- Pare down entertainment costs. I have a stack of magazines in my house that I rarely read. Instead of three subscriptions to magazines you might read, perhaps scale down to one that you must read. Look at your cable bill. How many pay-per-view stations do you enjoy frequently? Have people over for dinner, and eat out less. Often, it’s more fun and less expensive. (I love my grill.)
- Digitize. Buy digital books. Take all those pictures and home movies and send them off to be put on disks or scan them and get rid of the hard copies. You’ll save storage space, improve your organization and do someone a favor when those memories get passed to the next generation. (Plus, then you can Photoshop the awful pictures your kids make fun of.)

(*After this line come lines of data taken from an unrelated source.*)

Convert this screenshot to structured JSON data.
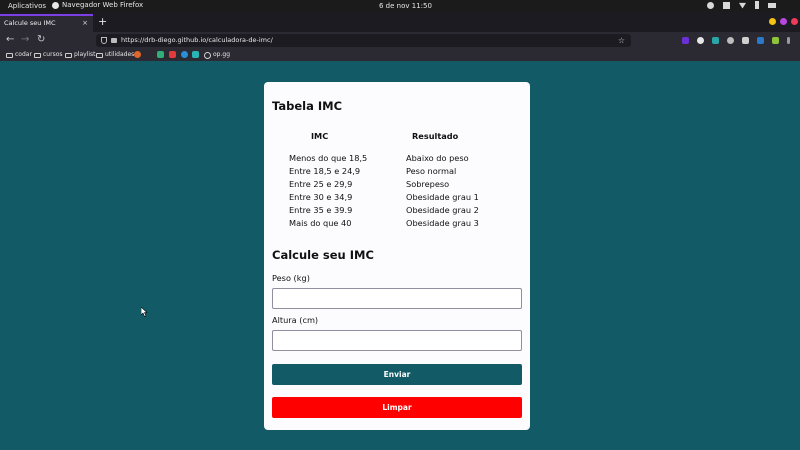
{
  "os_bar": {
    "apps_label": "Aplicativos",
    "browser_label": "Navegador Web Firefox",
    "datetime": "6 de nov  11:50"
  },
  "tab": {
    "title": "Calcule seu IMC",
    "close": "×",
    "new_tab": "+"
  },
  "nav": {
    "back": "←",
    "forward": "→",
    "reload": "↻"
  },
  "address_bar": {
    "url": "https://drb-diego.github.io/calculadora-de-imc/",
    "star": "☆"
  },
  "bookmarks": [
    {
      "label": "codar"
    },
    {
      "label": "cursos"
    },
    {
      "label": "playlist"
    },
    {
      "label": "utilidades"
    },
    {
      "label": "op.gg"
    }
  ],
  "page": {
    "table_title": "Tabela IMC",
    "table_headers": [
      "IMC",
      "Resultado"
    ],
    "table_rows": [
      [
        "Menos do que 18,5",
        "Abaixo do peso"
      ],
      [
        "Entre 18,5 e 24,9",
        "Peso normal"
      ],
      [
        "Entre 25 e 29,9",
        "Sobrepeso"
      ],
      [
        "Entre 30 e 34,9",
        "Obesidade grau 1"
      ],
      [
        "Entre 35 e 39.9",
        "Obesidade grau 2"
      ],
      [
        "Mais do que 40",
        "Obesidade grau 3"
      ]
    ],
    "form_title": "Calcule seu IMC",
    "weight_label": "Peso (kg)",
    "weight_value": "",
    "height_label": "Altura (cm)",
    "height_value": "",
    "submit_label": "Enviar",
    "clear_label": "Limpar"
  },
  "colors": {
    "background": "#115a66",
    "submit_button": "#115a66",
    "clear_button": "#ff0000",
    "tab_accent": "#7b3fe4"
  }
}
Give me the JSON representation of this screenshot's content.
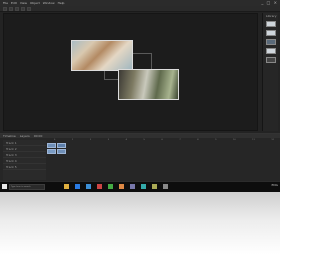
{
  "menubar": {
    "items": [
      "File",
      "Edit",
      "View",
      "Object",
      "Window",
      "Help"
    ],
    "controls": "_ □ ×"
  },
  "right_panel": {
    "header": "Library"
  },
  "timeline": {
    "header_labels": [
      "Timeline",
      "Layers",
      "00:00"
    ],
    "tracks": [
      "Track 1",
      "Track 2",
      "Track 3",
      "Track 4",
      "Track 5"
    ],
    "ruler_ticks": [
      "0",
      "1",
      "2",
      "3",
      "4",
      "5",
      "6",
      "7",
      "8",
      "9",
      "10",
      "11",
      "12"
    ]
  },
  "taskbar": {
    "search_placeholder": "Type here to search",
    "tray_text": "ENG",
    "icons": [
      {
        "name": "file-explorer-icon",
        "color": "#e0b040"
      },
      {
        "name": "browser-icon",
        "color": "#2a7be4"
      },
      {
        "name": "mail-icon",
        "color": "#3c8fd6"
      },
      {
        "name": "app-icon-1",
        "color": "#c44"
      },
      {
        "name": "app-icon-2",
        "color": "#4a4"
      },
      {
        "name": "app-icon-3",
        "color": "#d84"
      },
      {
        "name": "app-icon-4",
        "color": "#77a"
      },
      {
        "name": "app-icon-5",
        "color": "#3aa"
      },
      {
        "name": "app-icon-6",
        "color": "#aa5"
      },
      {
        "name": "app-icon-7",
        "color": "#888"
      }
    ]
  }
}
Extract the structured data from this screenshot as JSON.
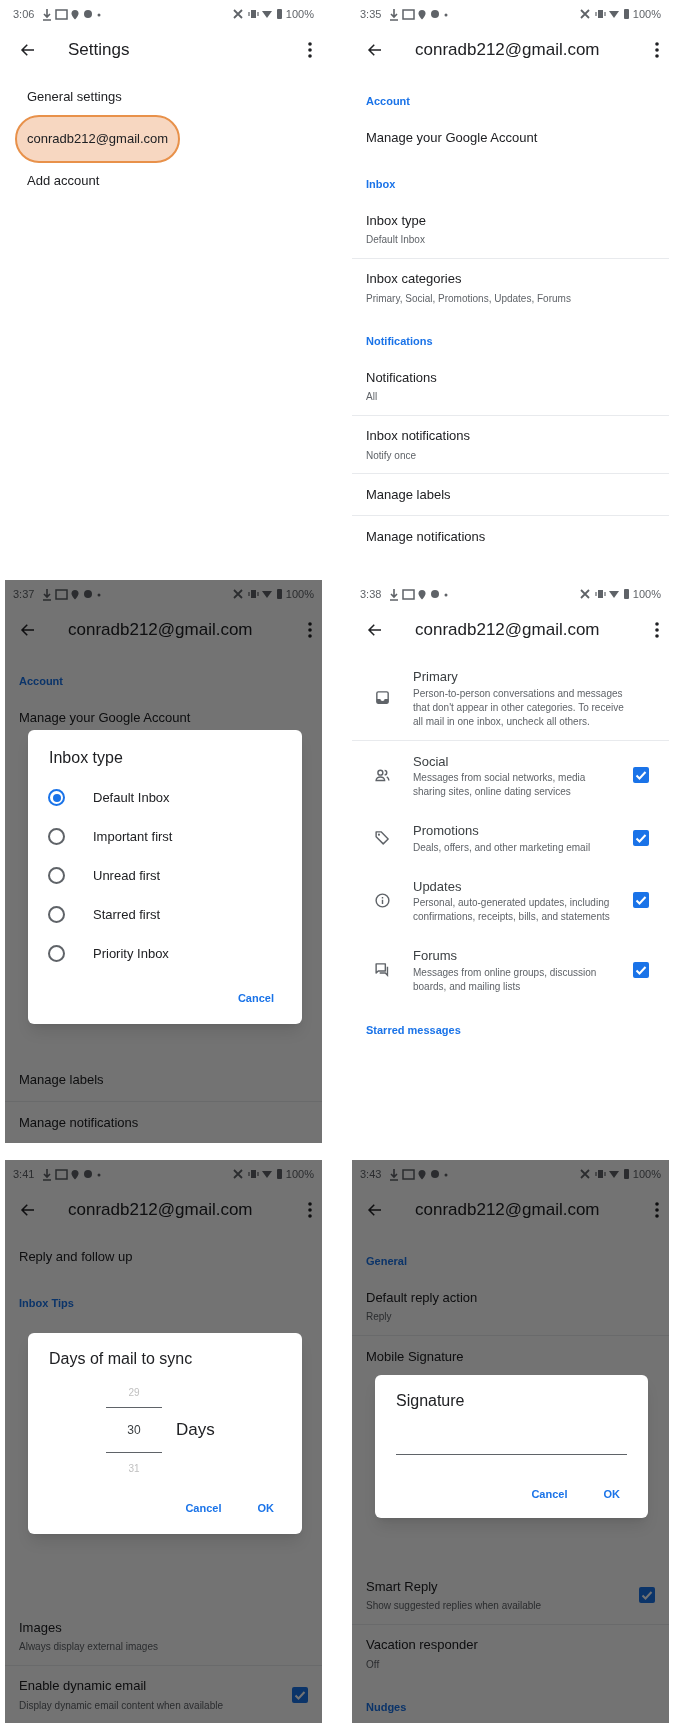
{
  "screens": [
    {
      "status_bar": {
        "time": "3:06",
        "battery": "100%"
      },
      "app_bar": {
        "title": "Settings"
      },
      "items": [
        {
          "kind": "account",
          "label": "General settings",
          "highlighted": false
        },
        {
          "kind": "account",
          "label": "conradb212@gmail.com",
          "highlighted": true
        },
        {
          "kind": "account",
          "label": "Add account",
          "highlighted": false
        }
      ]
    },
    {
      "status_bar": {
        "time": "3:35",
        "battery": "100%"
      },
      "app_bar": {
        "title": "conradb212@gmail.com"
      },
      "items": [
        {
          "kind": "section",
          "label": "Account"
        },
        {
          "kind": "setting",
          "label": "Manage your Google Account"
        },
        {
          "kind": "section",
          "label": "Inbox"
        },
        {
          "kind": "setting",
          "label": "Inbox type",
          "subtitle": "Default Inbox"
        },
        {
          "kind": "setting",
          "label": "Inbox categories",
          "subtitle": "Primary, Social, Promotions, Updates, Forums"
        },
        {
          "kind": "section",
          "label": "Notifications"
        },
        {
          "kind": "setting",
          "label": "Notifications",
          "subtitle": "All"
        },
        {
          "kind": "setting",
          "label": "Inbox notifications",
          "subtitle": "Notify once"
        },
        {
          "kind": "setting",
          "label": "Manage labels"
        },
        {
          "kind": "setting",
          "label": "Manage notifications"
        }
      ]
    },
    {
      "status_bar": {
        "time": "3:37",
        "battery": "100%"
      },
      "app_bar": {
        "title": "conradb212@gmail.com"
      },
      "items": [
        {
          "kind": "section",
          "label": "Account"
        },
        {
          "kind": "setting",
          "label": "Manage your Google Account"
        }
      ],
      "items_below": [
        {
          "kind": "setting",
          "label": "Manage labels"
        },
        {
          "kind": "setting",
          "label": "Manage notifications"
        }
      ],
      "dialog": {
        "kind": "radio",
        "title": "Inbox type",
        "options": [
          {
            "label": "Default Inbox",
            "selected": true
          },
          {
            "label": "Important first",
            "selected": false
          },
          {
            "label": "Unread first",
            "selected": false
          },
          {
            "label": "Starred first",
            "selected": false
          },
          {
            "label": "Priority Inbox",
            "selected": false
          }
        ],
        "buttons": [
          "Cancel"
        ]
      }
    },
    {
      "status_bar": {
        "time": "3:38",
        "battery": "100%"
      },
      "app_bar": {
        "title": "conradb212@gmail.com"
      },
      "items": [
        {
          "kind": "category",
          "label": "Primary",
          "subtitle": "Person-to-person conversations and messages that don't appear in other categories. To receive all mail in one inbox, uncheck all others."
        },
        {
          "kind": "category",
          "label": "Social",
          "subtitle": "Messages from social networks, media sharing sites, online dating services",
          "checked": true
        },
        {
          "kind": "category",
          "label": "Promotions",
          "subtitle": "Deals, offers, and other marketing email",
          "checked": true
        },
        {
          "kind": "category",
          "label": "Updates",
          "subtitle": "Personal, auto-generated updates, including confirmations, receipts, bills, and statements",
          "checked": true
        },
        {
          "kind": "category",
          "label": "Forums",
          "subtitle": "Messages from online groups, discussion boards, and mailing lists",
          "checked": true
        },
        {
          "kind": "section",
          "label": "Starred messages"
        }
      ]
    },
    {
      "status_bar": {
        "time": "3:41",
        "battery": "100%"
      },
      "app_bar": {
        "title": "conradb212@gmail.com"
      },
      "items": [
        {
          "kind": "setting",
          "label": "Reply and follow up"
        },
        {
          "kind": "section",
          "label": "Inbox Tips"
        }
      ],
      "items_below": [
        {
          "kind": "setting",
          "label": "Images",
          "subtitle": "Always display external images"
        },
        {
          "kind": "toggle",
          "label": "Enable dynamic email",
          "subtitle": "Display dynamic email content when available",
          "checked": true
        }
      ],
      "dialog": {
        "kind": "picker",
        "title": "Days of mail to sync",
        "values": [
          {
            "label": "29",
            "selected": false
          },
          {
            "label": "30",
            "selected": true
          },
          {
            "label": "31",
            "selected": false
          }
        ],
        "unit": "Days",
        "buttons": [
          "Cancel",
          "OK"
        ]
      }
    },
    {
      "status_bar": {
        "time": "3:43",
        "battery": "100%"
      },
      "app_bar": {
        "title": "conradb212@gmail.com"
      },
      "items": [
        {
          "kind": "section",
          "label": "General"
        },
        {
          "kind": "setting",
          "label": "Default reply action",
          "subtitle": "Reply"
        },
        {
          "kind": "setting",
          "label": "Mobile Signature"
        }
      ],
      "items_below": [
        {
          "kind": "toggle",
          "label": "Smart Reply",
          "subtitle": "Show suggested replies when available",
          "checked": true
        },
        {
          "kind": "setting",
          "label": "Vacation responder",
          "subtitle": "Off"
        },
        {
          "kind": "section",
          "label": "Nudges"
        }
      ],
      "dialog": {
        "kind": "text_input",
        "title": "Signature",
        "buttons": [
          "Cancel",
          "OK"
        ]
      }
    }
  ]
}
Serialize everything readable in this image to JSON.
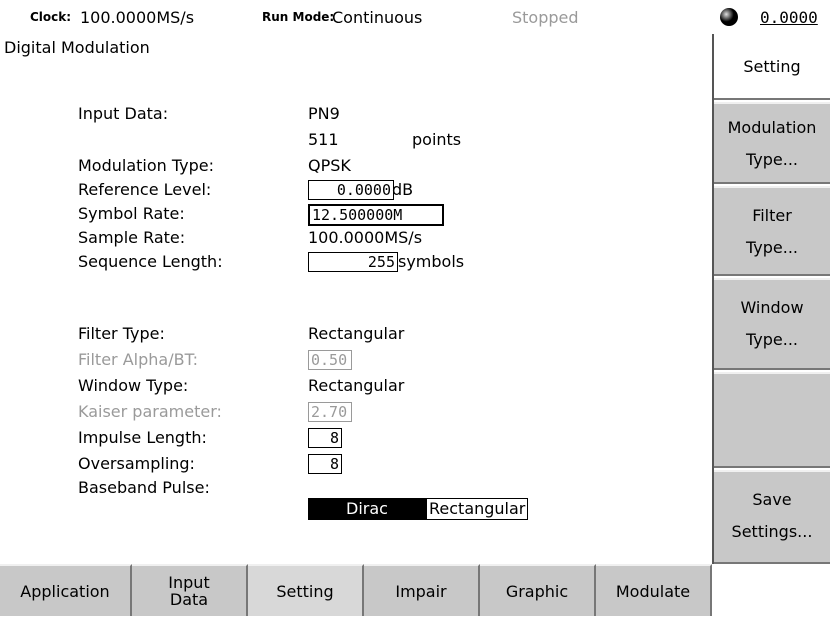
{
  "status_bar": {
    "clock_label": "Clock:",
    "clock_value": "100.0000MS/s",
    "run_mode_label": "Run Mode:",
    "run_mode_value": "Continuous",
    "state": "Stopped",
    "indicator_icon": "status-dot-icon",
    "value": "0.0000"
  },
  "panel": {
    "title": "Digital Modulation",
    "input_data": {
      "label": "Input Data:",
      "value": "PN9",
      "points_value": "511",
      "points_unit": "points"
    },
    "modulation_type": {
      "label": "Modulation Type:",
      "value": "QPSK"
    },
    "reference_level": {
      "label": "Reference Level:",
      "value": "0.0000",
      "unit": "dB"
    },
    "symbol_rate": {
      "label": "Symbol Rate:",
      "value": "12.500000M"
    },
    "sample_rate": {
      "label": "Sample Rate:",
      "value": "100.0000MS/s"
    },
    "sequence_length": {
      "label": "Sequence Length:",
      "value": "255",
      "unit": "symbols"
    },
    "filter_type": {
      "label": "Filter Type:",
      "value": "Rectangular"
    },
    "filter_alpha": {
      "label": "Filter Alpha/BT:",
      "value": "0.50"
    },
    "window_type": {
      "label": "Window Type:",
      "value": "Rectangular"
    },
    "kaiser_parameter": {
      "label": "Kaiser parameter:",
      "value": "2.70"
    },
    "impulse_length": {
      "label": "Impulse Length:",
      "value": "8"
    },
    "oversampling": {
      "label": "Oversampling:",
      "value": "8"
    },
    "baseband_pulse": {
      "label": "Baseband Pulse:",
      "option_selected": "Dirac",
      "option_other": "Rectangular"
    }
  },
  "side_menu": {
    "title": "Setting",
    "modulation_type": [
      "Modulation",
      "Type..."
    ],
    "filter_type": [
      "Filter",
      "Type..."
    ],
    "window_type": [
      "Window",
      "Type..."
    ],
    "save_settings": [
      "Save",
      "Settings..."
    ]
  },
  "bottom_tabs": {
    "application": "Application",
    "input_data": [
      "Input",
      "Data"
    ],
    "setting": "Setting",
    "impair": "Impair",
    "graphic": "Graphic",
    "modulate": "Modulate"
  },
  "colors": {
    "button_gray": "#c8c8c8",
    "disabled_text": "#9a9a9a",
    "selected_bg": "#000000"
  }
}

- Go to the library. Remember the library? You can get books and magazines and movies there – for free! And, when you’re done with them, you return them and they don’t take up space in your home.
- Throw away all but one credit card. The temptation to spend more is greater than you imagine. Keep it simple. Know the current balance on your existing credit card, and by all means pay it down monthly. This is the first place I see trouble when I meet people with financial challenges.
- Buy used. I haven’t owned a new car in many years. I saved 25% buying my last car with 8,000 miles and even got the warranty extended for free. Consider buying pre-owned when possible. You’ll be surprised what’s out there.
As Ferris Bueller says in the movie that bears his name: “Life moves pretty fast. If you don’t stop and look around once in a while, you could miss it.”
Simplifying can slow life down. That way, you can experience more of what really matters.
Brian Kilb is executive vice president and chief operating officer of Landaas & Company.
initially posted Nov. 15, 2011